[Saved data entries]

====

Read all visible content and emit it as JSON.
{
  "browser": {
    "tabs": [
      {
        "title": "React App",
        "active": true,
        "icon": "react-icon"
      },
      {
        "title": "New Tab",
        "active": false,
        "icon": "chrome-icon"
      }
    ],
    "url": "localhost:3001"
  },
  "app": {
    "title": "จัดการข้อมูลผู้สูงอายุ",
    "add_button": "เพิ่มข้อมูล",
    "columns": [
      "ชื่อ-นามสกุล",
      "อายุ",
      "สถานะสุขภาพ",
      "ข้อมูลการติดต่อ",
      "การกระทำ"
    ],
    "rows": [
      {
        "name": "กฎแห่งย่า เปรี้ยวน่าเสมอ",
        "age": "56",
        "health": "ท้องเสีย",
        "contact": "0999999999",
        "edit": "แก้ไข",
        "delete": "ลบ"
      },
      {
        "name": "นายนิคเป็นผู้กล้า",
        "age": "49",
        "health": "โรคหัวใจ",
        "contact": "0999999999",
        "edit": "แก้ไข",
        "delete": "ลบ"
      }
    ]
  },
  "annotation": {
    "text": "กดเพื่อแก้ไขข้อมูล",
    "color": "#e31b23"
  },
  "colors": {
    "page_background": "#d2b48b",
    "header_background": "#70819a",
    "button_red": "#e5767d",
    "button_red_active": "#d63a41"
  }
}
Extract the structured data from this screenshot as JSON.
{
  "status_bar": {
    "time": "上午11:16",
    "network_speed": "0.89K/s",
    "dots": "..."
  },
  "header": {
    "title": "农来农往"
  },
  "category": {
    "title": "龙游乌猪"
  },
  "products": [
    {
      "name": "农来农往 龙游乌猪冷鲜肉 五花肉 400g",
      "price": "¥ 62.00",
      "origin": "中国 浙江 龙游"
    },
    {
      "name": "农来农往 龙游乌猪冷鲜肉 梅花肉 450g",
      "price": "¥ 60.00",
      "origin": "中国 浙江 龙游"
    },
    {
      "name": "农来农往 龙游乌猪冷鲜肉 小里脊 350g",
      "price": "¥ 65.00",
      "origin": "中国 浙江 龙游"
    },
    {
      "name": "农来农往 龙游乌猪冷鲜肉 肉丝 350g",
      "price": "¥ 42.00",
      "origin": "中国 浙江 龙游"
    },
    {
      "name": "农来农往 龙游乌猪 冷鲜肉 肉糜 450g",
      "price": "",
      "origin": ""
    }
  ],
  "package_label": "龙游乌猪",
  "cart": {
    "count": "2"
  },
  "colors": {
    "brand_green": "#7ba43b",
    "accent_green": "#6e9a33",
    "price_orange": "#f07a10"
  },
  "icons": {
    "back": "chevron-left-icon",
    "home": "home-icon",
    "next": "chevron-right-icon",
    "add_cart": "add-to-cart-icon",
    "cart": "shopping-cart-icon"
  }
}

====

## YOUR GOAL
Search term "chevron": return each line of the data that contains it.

## FINISHED EXERCISE
    "back": "chevron-left-icon",
    "next": "chevron-right-icon",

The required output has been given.